Friday, March 27, 2009
There is still more, afterwards
This is what it looks like, the death of a tree (or two?) the 456 pages that make up the completed PhD, the pile of drafts that clutter the apartment. The room, pre-turning in the final version where books are piled like upward-growing stalactites as the bibliography is checked. The days and still more staring into the pages to see whether a space is off, a period missing, a comma. The page numbers and illustration lists matched. Everything gets checked and double-checked (except the remerciements page--OOPS!!!) I try now to laugh about it as I reshelve, decide to tuck away the large annotated copy with manuscript pages of Mallarmé's Un coup de Dés. Vacuum off layers of accumulated dust, uncover aborted chapters that have been hiding in binders and now get refiled into the folder labelled: "if I ever write another critical article in French, here is its beginning". The house feels empty, but not lighter. I feel I should stay in, be completing something, scanning an image into the computer, backing up files. Instead, I go out to a museum with friends. Mid-afternoon staring into de Chirico's flabby pout painted over and over in his own hand, I feel panicky, like I am forgetting something, a wedding, a funeral, a fundamental event. A task. The wall (or rather fluorescent bulbs in the Musée d'art Modern) reads "reel" "ce monde reel" "avec ce monde reel" "en finir avec ce monde reel" as I cross from one end to the other of the museum, look out at the Eiffel Tower, back at the words. "Reel". It, too, is missing an accent. Sometimes little things just drop away, without our noticing, no matter how hard we try. I go up into the salle Dufy and am surrounded by pastels. I am thinking, what is more unnatural than being away from the desk? I look down onto the museum, the sopping courtyard beyond, the day darkening into night. My friends gather me up and we go for dinner. I have been away from the house for an entire 15 hours. It feels like twenty times that. At home the next day, I sit and stare at the walls, they are barren, the post-its peeled off, the lists of little consistent errors to check for, like the spelling of Rosmarie or Grandmont.

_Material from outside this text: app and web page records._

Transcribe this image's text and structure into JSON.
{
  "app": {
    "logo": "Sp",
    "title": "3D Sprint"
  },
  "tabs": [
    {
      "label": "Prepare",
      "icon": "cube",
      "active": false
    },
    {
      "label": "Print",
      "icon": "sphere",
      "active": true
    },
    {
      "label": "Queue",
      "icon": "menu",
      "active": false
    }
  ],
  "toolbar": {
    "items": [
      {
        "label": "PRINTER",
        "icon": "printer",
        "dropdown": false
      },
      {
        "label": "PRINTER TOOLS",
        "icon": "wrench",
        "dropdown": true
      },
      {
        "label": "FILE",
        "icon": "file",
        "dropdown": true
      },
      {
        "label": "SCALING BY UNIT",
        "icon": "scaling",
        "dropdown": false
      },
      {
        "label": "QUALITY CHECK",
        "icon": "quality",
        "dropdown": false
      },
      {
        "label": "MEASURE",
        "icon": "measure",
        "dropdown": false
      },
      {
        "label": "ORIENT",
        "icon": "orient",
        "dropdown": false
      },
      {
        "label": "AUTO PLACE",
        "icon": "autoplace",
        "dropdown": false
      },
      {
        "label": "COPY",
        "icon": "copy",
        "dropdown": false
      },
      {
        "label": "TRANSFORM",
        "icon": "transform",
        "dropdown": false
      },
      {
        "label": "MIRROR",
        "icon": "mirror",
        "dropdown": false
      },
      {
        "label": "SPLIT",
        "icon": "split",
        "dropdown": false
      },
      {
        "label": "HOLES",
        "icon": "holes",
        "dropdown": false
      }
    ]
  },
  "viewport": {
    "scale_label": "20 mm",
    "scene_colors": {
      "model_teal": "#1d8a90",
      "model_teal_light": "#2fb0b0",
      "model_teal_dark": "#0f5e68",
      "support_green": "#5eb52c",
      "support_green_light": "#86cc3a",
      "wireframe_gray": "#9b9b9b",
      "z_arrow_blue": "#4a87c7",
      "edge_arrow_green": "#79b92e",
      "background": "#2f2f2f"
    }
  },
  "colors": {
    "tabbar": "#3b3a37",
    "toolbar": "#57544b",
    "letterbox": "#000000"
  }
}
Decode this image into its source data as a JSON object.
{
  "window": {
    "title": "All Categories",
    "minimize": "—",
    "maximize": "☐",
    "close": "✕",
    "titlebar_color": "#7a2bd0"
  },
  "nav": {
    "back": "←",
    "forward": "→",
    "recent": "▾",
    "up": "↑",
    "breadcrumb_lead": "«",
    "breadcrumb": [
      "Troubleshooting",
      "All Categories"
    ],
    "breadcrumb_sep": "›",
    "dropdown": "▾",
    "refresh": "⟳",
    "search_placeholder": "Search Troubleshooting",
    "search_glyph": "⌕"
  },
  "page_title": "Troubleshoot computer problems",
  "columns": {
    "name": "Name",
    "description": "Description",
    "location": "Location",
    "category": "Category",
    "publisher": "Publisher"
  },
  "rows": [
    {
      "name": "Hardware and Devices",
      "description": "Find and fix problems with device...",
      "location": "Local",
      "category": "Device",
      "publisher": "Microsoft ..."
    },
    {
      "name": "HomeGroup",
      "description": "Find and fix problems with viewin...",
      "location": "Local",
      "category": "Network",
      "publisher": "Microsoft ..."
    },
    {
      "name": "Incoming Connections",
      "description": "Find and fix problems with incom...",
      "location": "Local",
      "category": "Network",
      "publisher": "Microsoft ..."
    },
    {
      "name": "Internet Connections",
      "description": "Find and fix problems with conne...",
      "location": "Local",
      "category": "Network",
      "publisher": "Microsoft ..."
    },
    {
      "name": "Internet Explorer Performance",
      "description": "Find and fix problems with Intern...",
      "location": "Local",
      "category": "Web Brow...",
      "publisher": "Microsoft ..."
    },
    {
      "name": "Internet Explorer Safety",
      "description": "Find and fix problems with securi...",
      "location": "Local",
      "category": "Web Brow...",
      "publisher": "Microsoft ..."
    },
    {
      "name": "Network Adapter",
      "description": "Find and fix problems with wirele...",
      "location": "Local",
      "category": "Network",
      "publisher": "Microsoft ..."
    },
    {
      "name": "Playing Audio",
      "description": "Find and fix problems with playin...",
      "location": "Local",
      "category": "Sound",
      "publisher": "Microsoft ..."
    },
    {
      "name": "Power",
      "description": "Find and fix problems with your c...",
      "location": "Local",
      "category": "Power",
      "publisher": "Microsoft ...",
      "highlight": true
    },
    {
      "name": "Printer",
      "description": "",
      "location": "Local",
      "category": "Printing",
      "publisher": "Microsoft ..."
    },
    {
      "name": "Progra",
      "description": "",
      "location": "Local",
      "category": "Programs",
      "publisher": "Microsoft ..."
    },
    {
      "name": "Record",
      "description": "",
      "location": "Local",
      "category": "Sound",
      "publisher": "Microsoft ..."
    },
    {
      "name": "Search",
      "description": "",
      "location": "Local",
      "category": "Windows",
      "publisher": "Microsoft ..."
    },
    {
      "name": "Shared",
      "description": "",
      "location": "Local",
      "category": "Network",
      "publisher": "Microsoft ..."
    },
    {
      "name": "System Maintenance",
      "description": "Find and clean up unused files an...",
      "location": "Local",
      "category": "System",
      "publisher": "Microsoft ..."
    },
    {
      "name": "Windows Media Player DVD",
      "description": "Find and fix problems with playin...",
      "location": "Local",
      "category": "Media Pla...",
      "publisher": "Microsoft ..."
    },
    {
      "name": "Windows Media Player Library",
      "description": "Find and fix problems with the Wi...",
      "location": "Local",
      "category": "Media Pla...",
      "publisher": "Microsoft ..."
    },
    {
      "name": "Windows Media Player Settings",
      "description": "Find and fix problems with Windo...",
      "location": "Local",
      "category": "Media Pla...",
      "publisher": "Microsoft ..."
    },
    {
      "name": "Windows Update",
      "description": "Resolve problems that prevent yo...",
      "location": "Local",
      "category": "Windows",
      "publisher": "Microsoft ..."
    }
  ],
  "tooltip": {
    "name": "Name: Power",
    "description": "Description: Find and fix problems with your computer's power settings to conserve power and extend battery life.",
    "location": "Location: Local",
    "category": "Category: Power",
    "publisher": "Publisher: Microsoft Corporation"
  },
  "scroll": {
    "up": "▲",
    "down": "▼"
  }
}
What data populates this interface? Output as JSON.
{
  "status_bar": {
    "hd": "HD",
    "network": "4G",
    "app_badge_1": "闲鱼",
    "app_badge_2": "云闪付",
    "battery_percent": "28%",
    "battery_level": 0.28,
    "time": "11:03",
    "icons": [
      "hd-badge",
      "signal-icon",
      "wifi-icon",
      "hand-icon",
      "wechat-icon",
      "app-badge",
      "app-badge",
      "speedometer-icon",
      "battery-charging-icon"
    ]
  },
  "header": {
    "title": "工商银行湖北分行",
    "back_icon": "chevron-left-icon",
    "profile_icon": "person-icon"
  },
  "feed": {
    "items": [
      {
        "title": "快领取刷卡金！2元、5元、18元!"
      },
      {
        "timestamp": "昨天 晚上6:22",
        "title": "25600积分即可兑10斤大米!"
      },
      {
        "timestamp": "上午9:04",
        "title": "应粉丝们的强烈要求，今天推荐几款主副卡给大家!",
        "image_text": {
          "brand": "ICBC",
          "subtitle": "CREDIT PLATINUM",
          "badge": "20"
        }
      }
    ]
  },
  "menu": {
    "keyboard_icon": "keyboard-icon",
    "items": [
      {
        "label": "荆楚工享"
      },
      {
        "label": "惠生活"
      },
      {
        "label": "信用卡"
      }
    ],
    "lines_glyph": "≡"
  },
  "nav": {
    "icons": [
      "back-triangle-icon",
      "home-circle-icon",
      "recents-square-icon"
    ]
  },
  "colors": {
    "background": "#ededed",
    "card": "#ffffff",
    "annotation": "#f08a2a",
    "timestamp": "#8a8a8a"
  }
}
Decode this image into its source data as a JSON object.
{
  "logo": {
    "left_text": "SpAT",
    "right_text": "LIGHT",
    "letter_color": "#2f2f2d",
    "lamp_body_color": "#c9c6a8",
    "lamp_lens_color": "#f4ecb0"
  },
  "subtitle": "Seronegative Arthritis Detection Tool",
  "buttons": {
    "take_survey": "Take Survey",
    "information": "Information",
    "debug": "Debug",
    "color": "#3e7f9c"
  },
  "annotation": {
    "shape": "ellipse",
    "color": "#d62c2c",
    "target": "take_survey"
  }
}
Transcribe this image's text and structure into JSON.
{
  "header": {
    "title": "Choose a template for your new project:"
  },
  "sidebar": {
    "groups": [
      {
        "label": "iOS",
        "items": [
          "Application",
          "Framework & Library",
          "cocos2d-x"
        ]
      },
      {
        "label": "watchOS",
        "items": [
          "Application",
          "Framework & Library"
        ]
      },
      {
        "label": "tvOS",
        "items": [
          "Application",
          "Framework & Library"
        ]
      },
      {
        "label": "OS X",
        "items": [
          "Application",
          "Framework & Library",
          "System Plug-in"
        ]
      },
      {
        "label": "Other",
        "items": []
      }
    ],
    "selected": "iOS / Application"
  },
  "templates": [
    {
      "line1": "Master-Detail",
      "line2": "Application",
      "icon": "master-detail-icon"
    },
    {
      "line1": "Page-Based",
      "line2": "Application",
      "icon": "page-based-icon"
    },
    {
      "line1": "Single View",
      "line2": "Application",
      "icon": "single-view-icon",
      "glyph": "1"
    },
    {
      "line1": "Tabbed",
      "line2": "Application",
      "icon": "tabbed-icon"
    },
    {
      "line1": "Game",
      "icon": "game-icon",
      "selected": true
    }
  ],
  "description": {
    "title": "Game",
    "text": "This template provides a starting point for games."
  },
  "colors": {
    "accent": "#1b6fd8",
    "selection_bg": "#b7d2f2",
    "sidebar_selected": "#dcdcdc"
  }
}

I listen to the apartment building, the comforting silence of the pianist who has ceased to play nonstop; she has put a dampener on her instrument so it is now only a whisper. The radio or TV program of another neighbor rumbles and chases characters in dialogue. Someone's on the stairs. I am conscious that the world is. How long have I not felt it going on there, just beyond the door? Grey sky day with no rain. My own breathing feels concentrated. Unfamiliar self as body. What remains intact through all neglect. The cupboards barren, kitchen needs a scrub-down, though the dishes are washed. A load of laundry hangs like limp cats over the drying rack. I am their screech. The howl. I try to sleep, but dreaming too is unfamiliar. I wake every two hours, or three. I feel there is something I should do. I must be doing something. Now, no? I see the light through the curtains and with a heart-flutter think "Oh, my, what day is it? Should I be ....?" It is the weekend. The first weekend of the rest of my life. That cheesiness amuses me. I have already begun writing poems. After bleaching down the shower and tub, of course. De Chirico figures in them, his Lassitude of Orpheus. I collect them in a little file and read them over and over. My stomach is in knots. The day feels long and short. There is a list, there is always a list, of things still to do, things set aside, things upcoming.